* [TRY IT]: Every line in the data below that holds "this" should be found and copied.

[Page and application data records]
..........
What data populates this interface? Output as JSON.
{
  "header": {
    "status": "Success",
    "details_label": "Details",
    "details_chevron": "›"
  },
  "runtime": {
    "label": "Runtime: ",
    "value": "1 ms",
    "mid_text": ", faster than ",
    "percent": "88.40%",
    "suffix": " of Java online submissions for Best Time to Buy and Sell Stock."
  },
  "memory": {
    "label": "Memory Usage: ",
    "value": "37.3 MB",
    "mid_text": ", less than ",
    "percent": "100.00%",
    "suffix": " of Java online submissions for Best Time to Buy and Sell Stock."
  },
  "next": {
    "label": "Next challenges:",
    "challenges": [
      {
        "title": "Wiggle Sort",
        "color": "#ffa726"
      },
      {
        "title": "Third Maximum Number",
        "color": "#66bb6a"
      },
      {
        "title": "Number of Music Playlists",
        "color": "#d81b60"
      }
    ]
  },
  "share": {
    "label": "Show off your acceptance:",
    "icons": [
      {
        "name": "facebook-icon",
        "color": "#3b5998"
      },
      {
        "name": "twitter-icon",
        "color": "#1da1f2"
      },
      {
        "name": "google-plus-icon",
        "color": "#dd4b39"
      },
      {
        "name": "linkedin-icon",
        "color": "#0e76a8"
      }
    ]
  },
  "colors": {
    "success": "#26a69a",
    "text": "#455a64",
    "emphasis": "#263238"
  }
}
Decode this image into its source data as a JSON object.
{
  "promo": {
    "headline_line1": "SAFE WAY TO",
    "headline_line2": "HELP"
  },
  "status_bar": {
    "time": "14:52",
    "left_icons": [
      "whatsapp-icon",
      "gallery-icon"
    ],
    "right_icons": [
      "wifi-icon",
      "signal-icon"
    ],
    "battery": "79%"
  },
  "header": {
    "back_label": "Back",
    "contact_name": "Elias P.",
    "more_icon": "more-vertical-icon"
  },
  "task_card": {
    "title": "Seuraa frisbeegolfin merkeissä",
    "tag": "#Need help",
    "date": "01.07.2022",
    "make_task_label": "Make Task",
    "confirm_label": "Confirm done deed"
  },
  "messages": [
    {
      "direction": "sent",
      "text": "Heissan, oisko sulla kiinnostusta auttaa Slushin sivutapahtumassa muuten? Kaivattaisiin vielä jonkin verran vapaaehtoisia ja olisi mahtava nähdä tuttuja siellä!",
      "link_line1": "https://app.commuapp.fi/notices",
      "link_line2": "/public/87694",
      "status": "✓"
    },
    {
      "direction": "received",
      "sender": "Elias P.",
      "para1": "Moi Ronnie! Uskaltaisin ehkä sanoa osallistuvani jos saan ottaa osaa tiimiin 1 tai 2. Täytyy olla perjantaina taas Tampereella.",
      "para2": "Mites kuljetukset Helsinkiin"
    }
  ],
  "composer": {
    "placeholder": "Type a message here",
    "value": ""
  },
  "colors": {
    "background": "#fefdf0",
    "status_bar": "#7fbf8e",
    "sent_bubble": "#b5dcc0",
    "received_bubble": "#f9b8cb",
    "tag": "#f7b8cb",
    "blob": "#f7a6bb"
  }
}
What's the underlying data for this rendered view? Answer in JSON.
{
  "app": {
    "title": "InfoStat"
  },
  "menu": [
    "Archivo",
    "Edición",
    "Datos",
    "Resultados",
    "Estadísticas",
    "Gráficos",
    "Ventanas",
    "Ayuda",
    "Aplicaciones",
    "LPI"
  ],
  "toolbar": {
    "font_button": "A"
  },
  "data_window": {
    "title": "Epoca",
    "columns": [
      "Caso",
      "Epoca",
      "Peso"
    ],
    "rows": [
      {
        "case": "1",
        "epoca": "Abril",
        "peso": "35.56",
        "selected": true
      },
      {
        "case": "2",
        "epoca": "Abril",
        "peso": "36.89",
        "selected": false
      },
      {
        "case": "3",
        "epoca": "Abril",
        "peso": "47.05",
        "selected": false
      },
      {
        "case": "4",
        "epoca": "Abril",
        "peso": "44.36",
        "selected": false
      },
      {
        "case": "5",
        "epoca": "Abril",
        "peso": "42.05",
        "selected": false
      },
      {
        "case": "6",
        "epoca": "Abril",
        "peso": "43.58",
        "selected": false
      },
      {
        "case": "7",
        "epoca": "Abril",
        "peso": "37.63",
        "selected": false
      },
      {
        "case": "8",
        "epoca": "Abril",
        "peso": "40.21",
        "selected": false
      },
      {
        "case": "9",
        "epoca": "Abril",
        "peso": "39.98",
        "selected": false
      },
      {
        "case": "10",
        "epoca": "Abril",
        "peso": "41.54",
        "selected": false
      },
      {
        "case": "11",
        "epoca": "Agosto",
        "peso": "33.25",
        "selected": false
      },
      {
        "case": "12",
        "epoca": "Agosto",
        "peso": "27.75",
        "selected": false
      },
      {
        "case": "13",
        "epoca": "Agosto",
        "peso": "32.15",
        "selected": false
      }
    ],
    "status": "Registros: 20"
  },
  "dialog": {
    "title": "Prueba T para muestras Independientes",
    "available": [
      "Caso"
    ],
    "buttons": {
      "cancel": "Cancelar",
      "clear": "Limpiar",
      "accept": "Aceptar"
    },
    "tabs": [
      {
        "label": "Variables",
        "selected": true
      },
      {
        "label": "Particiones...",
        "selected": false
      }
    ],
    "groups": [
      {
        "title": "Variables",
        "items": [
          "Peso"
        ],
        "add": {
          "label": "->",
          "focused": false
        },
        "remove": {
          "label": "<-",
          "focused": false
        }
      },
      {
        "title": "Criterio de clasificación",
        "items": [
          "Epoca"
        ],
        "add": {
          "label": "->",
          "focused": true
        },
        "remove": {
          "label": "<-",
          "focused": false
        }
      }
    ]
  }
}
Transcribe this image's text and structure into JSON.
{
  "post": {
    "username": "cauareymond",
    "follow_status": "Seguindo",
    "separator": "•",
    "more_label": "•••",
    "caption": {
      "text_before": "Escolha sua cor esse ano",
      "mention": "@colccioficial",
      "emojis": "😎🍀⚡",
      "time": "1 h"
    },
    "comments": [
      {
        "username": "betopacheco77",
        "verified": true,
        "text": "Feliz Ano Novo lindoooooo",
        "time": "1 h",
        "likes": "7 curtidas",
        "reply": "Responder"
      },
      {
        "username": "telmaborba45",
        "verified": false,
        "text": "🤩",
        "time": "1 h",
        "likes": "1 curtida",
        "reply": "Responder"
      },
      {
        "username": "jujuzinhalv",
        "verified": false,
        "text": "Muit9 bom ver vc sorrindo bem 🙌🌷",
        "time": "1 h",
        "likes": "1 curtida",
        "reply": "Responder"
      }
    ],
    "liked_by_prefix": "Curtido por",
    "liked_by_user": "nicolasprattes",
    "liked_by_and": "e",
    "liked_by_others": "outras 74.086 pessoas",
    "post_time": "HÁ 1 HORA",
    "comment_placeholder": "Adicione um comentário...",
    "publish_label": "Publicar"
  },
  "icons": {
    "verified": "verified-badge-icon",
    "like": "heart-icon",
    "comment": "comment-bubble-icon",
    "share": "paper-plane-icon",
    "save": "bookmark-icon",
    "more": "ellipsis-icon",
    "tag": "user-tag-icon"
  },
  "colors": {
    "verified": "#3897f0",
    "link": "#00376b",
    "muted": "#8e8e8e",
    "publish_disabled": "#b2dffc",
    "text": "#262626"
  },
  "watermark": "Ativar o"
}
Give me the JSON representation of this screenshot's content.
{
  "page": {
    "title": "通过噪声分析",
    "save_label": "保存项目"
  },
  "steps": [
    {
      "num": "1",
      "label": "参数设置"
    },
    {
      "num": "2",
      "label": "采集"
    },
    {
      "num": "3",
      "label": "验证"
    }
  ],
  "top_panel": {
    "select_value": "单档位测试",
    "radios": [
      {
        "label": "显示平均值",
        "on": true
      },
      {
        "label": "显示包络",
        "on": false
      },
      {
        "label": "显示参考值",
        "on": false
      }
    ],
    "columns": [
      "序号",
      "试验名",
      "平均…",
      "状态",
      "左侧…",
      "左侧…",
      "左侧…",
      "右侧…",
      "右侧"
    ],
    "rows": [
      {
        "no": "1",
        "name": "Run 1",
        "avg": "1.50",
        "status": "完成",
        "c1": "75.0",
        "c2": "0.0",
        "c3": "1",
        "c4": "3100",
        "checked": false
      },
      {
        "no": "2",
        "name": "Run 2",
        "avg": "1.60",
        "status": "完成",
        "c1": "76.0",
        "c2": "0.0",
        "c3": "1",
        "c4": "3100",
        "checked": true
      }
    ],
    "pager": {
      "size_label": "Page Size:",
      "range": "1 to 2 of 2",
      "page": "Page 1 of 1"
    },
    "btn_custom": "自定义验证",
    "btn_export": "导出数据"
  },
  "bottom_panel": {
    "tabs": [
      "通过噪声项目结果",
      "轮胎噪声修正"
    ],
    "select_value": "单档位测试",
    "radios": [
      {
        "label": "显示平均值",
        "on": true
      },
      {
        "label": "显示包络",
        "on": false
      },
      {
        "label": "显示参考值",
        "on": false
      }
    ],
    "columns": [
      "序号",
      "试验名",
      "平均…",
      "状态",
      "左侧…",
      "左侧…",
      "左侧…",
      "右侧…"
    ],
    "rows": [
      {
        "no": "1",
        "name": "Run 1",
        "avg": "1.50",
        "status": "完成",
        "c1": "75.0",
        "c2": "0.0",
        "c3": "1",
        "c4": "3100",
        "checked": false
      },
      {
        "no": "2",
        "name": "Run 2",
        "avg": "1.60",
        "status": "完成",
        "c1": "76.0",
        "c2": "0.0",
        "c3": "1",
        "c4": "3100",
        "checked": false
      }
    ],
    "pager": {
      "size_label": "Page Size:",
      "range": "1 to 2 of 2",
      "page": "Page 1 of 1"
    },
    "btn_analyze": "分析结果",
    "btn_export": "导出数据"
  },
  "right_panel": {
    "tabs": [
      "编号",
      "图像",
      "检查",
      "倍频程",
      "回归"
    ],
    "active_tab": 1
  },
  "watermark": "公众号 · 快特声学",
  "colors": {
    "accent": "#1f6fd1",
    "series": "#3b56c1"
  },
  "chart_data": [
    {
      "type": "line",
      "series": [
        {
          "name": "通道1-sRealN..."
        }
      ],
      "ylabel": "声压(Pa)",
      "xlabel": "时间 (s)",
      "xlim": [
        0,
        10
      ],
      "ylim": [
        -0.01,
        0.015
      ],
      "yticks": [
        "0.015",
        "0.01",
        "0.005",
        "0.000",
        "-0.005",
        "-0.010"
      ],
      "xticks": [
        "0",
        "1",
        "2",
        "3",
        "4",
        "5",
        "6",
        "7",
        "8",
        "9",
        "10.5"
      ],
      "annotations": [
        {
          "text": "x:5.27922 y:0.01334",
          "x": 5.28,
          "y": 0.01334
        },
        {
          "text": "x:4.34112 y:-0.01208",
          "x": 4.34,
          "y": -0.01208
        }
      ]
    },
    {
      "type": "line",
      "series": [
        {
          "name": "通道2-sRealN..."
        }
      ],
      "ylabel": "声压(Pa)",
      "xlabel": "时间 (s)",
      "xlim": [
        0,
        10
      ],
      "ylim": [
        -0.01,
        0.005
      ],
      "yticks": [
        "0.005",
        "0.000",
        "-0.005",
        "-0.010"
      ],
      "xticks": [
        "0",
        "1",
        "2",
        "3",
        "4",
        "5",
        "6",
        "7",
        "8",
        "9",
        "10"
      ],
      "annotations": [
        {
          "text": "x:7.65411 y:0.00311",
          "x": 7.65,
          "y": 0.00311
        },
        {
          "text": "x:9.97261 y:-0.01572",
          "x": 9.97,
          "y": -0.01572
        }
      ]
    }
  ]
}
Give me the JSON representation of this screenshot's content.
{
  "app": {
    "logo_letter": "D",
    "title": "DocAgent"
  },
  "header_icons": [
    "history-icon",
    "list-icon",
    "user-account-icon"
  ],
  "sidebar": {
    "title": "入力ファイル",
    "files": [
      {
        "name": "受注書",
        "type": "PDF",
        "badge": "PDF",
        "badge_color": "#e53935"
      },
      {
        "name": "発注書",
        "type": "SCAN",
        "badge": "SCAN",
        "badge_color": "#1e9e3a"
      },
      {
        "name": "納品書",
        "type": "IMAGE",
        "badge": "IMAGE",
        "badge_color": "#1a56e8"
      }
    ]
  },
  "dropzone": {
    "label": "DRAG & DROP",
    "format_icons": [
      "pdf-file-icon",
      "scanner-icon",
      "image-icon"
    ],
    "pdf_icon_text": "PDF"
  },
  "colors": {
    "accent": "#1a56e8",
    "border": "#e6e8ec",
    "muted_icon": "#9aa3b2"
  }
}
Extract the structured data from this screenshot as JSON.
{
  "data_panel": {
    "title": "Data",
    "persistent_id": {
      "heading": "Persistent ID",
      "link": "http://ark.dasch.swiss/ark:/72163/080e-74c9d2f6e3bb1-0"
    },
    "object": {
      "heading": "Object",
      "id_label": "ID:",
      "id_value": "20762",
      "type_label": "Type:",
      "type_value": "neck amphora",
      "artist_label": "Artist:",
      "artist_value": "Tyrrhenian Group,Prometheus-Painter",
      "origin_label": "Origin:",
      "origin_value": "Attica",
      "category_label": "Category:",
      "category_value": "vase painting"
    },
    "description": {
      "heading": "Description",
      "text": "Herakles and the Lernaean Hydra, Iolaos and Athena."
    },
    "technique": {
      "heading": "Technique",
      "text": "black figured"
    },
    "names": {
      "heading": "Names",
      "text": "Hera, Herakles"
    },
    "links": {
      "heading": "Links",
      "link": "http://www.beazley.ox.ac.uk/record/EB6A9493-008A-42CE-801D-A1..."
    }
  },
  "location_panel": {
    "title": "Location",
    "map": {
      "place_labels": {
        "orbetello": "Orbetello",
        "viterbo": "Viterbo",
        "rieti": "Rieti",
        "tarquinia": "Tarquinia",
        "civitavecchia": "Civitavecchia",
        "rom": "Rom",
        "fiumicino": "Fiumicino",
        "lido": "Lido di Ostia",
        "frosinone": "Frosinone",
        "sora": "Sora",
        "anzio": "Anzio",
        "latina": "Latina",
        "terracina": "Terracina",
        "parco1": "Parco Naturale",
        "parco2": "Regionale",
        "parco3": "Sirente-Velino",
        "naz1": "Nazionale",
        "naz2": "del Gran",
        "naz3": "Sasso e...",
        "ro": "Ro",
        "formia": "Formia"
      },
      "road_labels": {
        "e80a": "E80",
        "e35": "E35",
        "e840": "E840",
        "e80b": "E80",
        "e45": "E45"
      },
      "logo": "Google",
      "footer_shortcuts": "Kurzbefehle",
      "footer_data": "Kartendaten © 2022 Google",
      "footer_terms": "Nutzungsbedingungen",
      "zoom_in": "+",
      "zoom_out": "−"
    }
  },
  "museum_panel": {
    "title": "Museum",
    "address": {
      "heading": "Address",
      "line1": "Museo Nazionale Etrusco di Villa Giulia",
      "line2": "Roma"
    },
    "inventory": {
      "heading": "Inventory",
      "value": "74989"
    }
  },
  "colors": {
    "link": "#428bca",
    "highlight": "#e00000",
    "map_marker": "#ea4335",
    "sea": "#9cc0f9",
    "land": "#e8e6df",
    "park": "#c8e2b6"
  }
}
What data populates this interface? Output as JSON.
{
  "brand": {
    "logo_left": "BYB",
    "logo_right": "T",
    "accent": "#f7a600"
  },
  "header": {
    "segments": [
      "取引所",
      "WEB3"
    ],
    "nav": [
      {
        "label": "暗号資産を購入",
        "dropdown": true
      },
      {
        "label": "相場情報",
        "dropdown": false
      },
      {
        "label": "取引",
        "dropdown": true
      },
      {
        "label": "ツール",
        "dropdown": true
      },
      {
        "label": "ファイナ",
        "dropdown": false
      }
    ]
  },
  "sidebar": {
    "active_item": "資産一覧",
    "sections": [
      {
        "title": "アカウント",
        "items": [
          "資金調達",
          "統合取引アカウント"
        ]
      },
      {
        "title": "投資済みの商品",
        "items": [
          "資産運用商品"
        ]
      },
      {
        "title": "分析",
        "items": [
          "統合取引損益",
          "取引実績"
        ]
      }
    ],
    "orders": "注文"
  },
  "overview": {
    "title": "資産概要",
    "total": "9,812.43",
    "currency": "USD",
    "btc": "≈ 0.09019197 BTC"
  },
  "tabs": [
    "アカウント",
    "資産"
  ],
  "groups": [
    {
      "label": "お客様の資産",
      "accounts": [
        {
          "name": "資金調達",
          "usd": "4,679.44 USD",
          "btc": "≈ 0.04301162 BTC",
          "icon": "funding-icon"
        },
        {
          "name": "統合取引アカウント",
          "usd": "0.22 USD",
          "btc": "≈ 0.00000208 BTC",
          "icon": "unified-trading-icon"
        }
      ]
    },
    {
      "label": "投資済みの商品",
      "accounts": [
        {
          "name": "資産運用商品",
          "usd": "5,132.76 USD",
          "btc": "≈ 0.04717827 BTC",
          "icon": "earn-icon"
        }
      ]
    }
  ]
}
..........
* [TASK ANSWER]:
What data populates this interface? Output as JSON.
Decode this image into its source data as a JSON object.
What's the underlying data for this rendered view? Answer in JSON.
Transcribe this image's text and structure into JSON.
Give me the JSON representation of this screenshot's content.
Give me the JSON representation of this screenshot's content.
Extract the structured data from this screenshot as JSON.
What data populates this interface? Output as JSON.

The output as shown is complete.